Companies are communities as well, and this is true in every industry, from automotive to retail to finance. Instead of working together, however, one often encounters a strong sense of competition between the individual departments, especially in large companies – which is sometimes even explicitly encouraged by management.
Open source principles change cooperation
However, creative solutions and ideas only emerge through close cooperation and constant exchange. Particularly in the implementation of digitisation projects, a comprehensive and shared understanding of the processes to be transformed is one of the crucial success factors. If this basis is not created, misunderstandings and consequential errors will run through the entire project.
It becomes particularly tricky at the point where the technical requirements are to be translated into solutions that can be implemented by the developers.
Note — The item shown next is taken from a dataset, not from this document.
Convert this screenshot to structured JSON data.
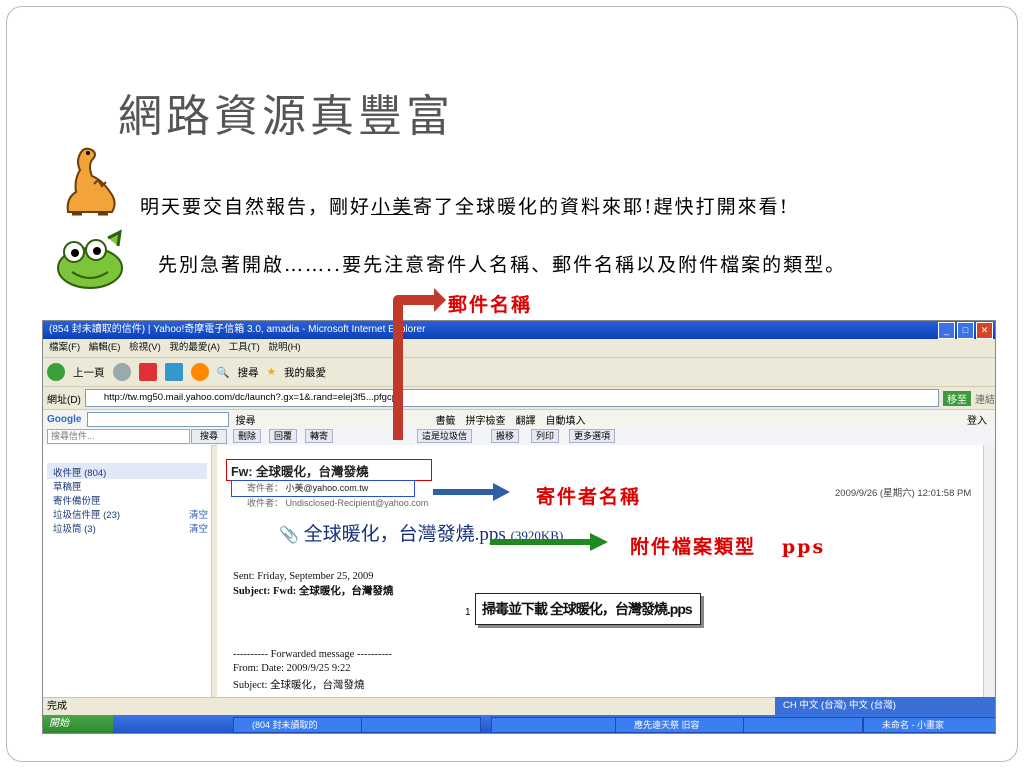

After all, they will ultimately develop the software in the way they understood the specification.
One method to prevent dissatisfied customers and stakeholders as well as a lot of wasted budget and wasted time is the “event-storming” modelling approach. Equipped only with heaps of sticky notes, developers and users meet to exchange their visions of the planned software. The key is that the group works together to find a solution and create a shared understanding of how the software will support business needs.
Event-storming is an example of a new business philosophy and strategic process that runs as Culture-as-a-Service (CaaS). IT-as-a-Service is an operating model where a company purchases turnkey IT services on an as-needed basis. CaaS, in turn, creates a holistic framework that facilitates inclusion, discussion, knowledge sharing and best practices.
This creates an open organisation where new ideas emerge and collaboration becomes the norm. CaaS also finally dispels the notion that IT is nothing more than a cost centre: IT is at the heart of absolutely every area and process in a modern enterprise. With the new framework, the IT department can realise its full potential and become the centre for innovation. However, this requires a fundamental shift in thinking: individual division heads need to collaborate with their IT colleagues, while developers and technical teams need to shed their introversion and cultivate a more open culture.
Encourage the constant exchange of ideas
In practice, this means that the IT department involves its colleagues from the business departments in the software development process, using the group modelling methods already mentioned. The result is that both parties are equally involved in the development of a solution that drives a new business process. With one key advantage: the business stakeholder, i.e. the customer, feels so involved in the new process that they support it and promote it throughout the company.
The approach is reinforced by closed feedback loops and decentralised systems that encourage a constant exchange of ideas. Both also ensure that diverse voices from across the organisation are heard, successes and failures can be discussed equally, and the performance of specific processes and applications can be measured. As a result, projects can be cancelled if necessary, others implemented instead, or older ones revived – this time with a new perspective.
Companies will continue to invest in proprietary applications and services. But most of them are suitable for basic tasks, so companies should rather think about developing and creating business-specific applications themselves. Or supplement solutions with compatible, internally developed functions that benefit all parties involved.
CaaS offers companies the opportunity to analyse the performance of proprietary third-party systems and use this data to develop a new breed of services and applications based on open standards. In turn, they can choose open source development tools that are right for their needs and create the infrastructure needed to build new applications.
The result is an open corporate culture
CaaS takes process management and people management to a whole new level. Companies that already use open source solutions and participate in communities have a clear starting advantage and are well prepared for the future. From Infrastructure-as-a-Service with a focus on the operating system to Platform-as-a-Service for the development and deployment of applications, the evolutionary line leads directly to Culture-as-a-Service and thus to an open corporate culture as lived by Red Hat – and as it is finding its way into more and more organisations.